This gives Hispanic voters a powerful ability to sway elections.
Ramirez also found that rising participation among Hispanics is good news for the Democrats — 75 percent of Hispanics who voted in the primaries this year voted Democratic. And in states such as Florida, where Cubans and other Hispanics historically have leaned toward Republicans, Ramirez has concluded that the large turnouts this year showed a substantial shift to the Democrats....and trust me, the anger towards Boughton within the Latino population has spread far beyond Danbury.
Connecticut's current Hispanic population of roughly 450,000, expected to grow to more than 750,000 by 2030, exhibits most of the dynamic factors found nationwide. The diversity of the Hispanic community is growing, as "new Latinos" from Central and South America augment the state's predominantly Puerto Rican base. Young, second- and third-generation Hispanics who have become more culturally assimilated often are willing to split ranks with their parents and vote independently. They are "breaking by age," or education levels, like any other ethnic group.

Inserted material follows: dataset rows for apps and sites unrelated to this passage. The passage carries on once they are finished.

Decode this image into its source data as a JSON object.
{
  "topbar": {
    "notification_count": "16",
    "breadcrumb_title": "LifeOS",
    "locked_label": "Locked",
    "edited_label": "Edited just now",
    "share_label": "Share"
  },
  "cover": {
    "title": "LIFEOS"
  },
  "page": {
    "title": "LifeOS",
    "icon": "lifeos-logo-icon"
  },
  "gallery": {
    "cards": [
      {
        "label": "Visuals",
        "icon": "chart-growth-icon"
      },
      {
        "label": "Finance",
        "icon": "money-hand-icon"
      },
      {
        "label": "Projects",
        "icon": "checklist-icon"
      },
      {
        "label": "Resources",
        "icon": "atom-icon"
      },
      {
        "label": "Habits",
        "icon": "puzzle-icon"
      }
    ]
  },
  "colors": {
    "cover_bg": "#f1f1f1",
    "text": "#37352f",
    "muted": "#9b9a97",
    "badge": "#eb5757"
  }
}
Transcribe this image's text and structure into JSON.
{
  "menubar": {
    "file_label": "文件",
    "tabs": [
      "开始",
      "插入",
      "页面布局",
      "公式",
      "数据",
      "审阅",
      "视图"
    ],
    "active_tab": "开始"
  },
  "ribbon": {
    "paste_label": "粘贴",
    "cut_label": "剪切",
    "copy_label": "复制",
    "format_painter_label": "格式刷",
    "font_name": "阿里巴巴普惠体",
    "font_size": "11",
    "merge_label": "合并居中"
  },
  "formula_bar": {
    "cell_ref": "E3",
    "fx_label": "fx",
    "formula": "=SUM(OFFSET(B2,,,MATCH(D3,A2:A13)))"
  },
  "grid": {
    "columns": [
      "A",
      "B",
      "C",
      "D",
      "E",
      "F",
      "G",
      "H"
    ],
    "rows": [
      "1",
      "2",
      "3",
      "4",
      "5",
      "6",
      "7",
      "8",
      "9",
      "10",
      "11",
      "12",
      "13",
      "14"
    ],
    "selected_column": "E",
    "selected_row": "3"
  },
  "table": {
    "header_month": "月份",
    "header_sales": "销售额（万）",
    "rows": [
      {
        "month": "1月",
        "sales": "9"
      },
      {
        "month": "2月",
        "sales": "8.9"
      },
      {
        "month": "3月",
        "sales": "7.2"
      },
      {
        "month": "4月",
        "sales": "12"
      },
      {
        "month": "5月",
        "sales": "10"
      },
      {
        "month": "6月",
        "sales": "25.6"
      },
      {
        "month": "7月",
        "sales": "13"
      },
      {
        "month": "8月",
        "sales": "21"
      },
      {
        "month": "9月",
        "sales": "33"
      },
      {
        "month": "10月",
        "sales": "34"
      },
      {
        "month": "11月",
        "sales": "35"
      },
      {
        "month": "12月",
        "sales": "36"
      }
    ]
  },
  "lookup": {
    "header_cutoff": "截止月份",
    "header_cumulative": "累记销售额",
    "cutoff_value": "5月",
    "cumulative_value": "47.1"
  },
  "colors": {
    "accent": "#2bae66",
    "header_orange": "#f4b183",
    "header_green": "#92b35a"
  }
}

Although most Hispanic political activists and experts agree that the community does not vote as a bloc, one topic has clearly energized it this year. After three years of repeated efforts by the Bush administration and Senate Republicans to enact tougher immigration laws, a backlash favoring the Democrats has swept through.
Last November, the Pew Hispanic Center polled 2,000 Hispanics nationwide and found that 79 percent of Hispanic registered voters said that the immigration issue has become "extremely" or "very" important to them in the presidential race — up from 63 percent who said the same thing in June 2004. And 41 percent told Pew that the Democrats are doing a better job of dealing with illegal immigration, while 14 percent said that Republicans are doing better.
Yolanda Castillo is a vocational counselor with the state Department of Social Services who lives in Hartford's South End. She is a member of the Connecticut Hispanic Democratic Caucus and, after carefully studying the websites of the Democratic candidates this year, decided to back Clinton.Food for thought as this country moves forward, comprehensive immigration reform will will eventually become a reality, and the old Danbury political machine that has been in power in one form or another for the last 40 years vanishes. I'll make it a point to republish this post on the 20th anniversary of this site in 2025 so we all can have a laugh.
Castillo says one of the mistakes that white voters make on the immigration issue is considering it a problem that happens somewhere else — along the borders of far-off Texas, say, or in southern California.
"Well, right now in Connecticut, in Danbury, we have a mayor who is really against illegal immigrants," Castillo said. "He has decided to turn municipal police officers into immigration police. Oh my God. We are in the United States, in 2008, where people are supposed to be free and pursuing opportunity, and this is happening right here in Danbury. And here's why that is significant now. Puerto Ricans like me, who are citizens, or Cubans, who were invited here, might not have cared about this issue before. But I can tell you that I am one totally faithful Democrat who will fight for all Latinos on this issue."
Ramirez said he believes that the immigration issue has galvanized Hispanics to register and vote — one reason that Hispanic turnout rates climbed this year.
"Many Latinos who have been reluctant to engage now have a cause to champion," Ramirez said. "The Republican party has gone to great lengths demonizing immigrants and making this a Latino issue while ignoring immigrants from other regions. Latinos know that there is no hope for them in the GOP."
...you can't stop the inevitable.